First of all, it will be a while before anybody believes anything Rich Dubee says every again.  Like, at least five or six days.  Secondly, why are they trying so hard to convince us everything is fine?  We’ve seen enough, between last year and his last spring start to notice that something is wrong, or at the very least, wronger than before.

If this is really all about maintaining interest with ticket sales, then wow, that’s a pretty widespread conspiracy, though I doubt Doc would allow himself to be anybody’s mouthpiece.  They could be taking advantage of Doc’s possible passion-fueled dementia, in which he really does think he’s fine just because not playing baseball isn’t an option.
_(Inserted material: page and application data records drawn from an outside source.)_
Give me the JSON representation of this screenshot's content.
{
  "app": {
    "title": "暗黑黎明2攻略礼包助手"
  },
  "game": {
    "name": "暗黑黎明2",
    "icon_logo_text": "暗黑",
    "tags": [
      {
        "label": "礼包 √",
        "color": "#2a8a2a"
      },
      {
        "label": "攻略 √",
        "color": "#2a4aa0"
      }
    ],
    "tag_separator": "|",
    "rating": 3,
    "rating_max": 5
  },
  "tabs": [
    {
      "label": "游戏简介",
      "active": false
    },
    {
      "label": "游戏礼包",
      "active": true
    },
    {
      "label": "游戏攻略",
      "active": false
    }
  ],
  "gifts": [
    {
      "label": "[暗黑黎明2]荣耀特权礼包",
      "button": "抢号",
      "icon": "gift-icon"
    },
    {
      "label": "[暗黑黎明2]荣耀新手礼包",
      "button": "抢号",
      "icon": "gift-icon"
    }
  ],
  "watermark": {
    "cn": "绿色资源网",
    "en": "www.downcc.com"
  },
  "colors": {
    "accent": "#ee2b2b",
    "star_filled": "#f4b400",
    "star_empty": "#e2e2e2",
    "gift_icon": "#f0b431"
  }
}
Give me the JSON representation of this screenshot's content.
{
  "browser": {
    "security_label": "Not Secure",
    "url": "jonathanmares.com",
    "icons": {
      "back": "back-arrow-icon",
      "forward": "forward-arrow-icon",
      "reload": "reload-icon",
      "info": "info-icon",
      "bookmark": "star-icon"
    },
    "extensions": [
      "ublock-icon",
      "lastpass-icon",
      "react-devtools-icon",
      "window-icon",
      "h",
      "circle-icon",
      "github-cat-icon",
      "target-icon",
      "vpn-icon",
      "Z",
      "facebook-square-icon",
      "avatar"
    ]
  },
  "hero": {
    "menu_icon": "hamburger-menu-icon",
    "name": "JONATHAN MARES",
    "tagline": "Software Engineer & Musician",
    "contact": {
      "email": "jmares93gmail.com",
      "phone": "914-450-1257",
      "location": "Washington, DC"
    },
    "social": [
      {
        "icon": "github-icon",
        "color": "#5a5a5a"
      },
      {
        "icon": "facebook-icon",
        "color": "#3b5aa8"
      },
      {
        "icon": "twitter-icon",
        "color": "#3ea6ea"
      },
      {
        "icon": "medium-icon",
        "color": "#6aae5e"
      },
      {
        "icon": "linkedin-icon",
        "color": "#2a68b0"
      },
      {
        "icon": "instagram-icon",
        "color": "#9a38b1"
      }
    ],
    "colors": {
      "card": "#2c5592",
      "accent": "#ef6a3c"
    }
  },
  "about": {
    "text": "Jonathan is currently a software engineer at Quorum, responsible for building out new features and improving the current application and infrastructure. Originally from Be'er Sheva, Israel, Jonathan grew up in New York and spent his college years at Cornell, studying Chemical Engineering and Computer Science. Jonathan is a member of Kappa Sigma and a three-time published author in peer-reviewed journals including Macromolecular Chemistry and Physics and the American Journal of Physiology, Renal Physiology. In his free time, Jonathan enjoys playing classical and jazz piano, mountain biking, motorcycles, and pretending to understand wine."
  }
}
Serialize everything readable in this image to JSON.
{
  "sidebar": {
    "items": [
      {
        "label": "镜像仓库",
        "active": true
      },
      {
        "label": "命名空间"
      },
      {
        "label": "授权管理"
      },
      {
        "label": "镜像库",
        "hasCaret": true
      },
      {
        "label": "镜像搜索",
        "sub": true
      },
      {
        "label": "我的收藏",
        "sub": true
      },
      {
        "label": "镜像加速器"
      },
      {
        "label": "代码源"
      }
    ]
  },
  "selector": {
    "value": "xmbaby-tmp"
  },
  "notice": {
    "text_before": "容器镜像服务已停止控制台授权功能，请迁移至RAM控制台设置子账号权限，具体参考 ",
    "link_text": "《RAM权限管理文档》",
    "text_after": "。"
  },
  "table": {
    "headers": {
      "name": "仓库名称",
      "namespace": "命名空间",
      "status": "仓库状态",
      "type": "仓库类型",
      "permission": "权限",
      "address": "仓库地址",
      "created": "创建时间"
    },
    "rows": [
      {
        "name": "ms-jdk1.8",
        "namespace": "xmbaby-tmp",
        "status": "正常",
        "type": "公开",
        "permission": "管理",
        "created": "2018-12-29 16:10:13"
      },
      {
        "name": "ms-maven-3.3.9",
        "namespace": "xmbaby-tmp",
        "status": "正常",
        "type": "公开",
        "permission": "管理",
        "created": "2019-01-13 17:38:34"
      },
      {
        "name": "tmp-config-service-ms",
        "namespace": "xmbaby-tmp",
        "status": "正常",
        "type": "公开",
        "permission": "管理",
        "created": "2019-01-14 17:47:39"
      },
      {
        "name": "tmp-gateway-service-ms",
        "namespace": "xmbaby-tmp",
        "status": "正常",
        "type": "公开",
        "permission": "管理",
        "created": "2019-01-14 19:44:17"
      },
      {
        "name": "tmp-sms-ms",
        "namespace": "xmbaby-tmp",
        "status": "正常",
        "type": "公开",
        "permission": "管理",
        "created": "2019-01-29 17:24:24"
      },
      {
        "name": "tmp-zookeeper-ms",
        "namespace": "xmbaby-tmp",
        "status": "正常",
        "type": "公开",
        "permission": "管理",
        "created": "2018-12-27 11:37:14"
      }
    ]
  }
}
It will all come to a head Sunday, when Doc is supposed to take everything he learned in 39 pitches yesterday and turn it into an empowering, confidence-building start against the Orioles.  Or, it could be the most detrimental, gutting experience you’ve seen on your television since Nicolas Cage had to leave the family’s golden retriever behind because lava was pouring too fast down South Street.

No, that’s too sad.  The dog lives.

The dog lives.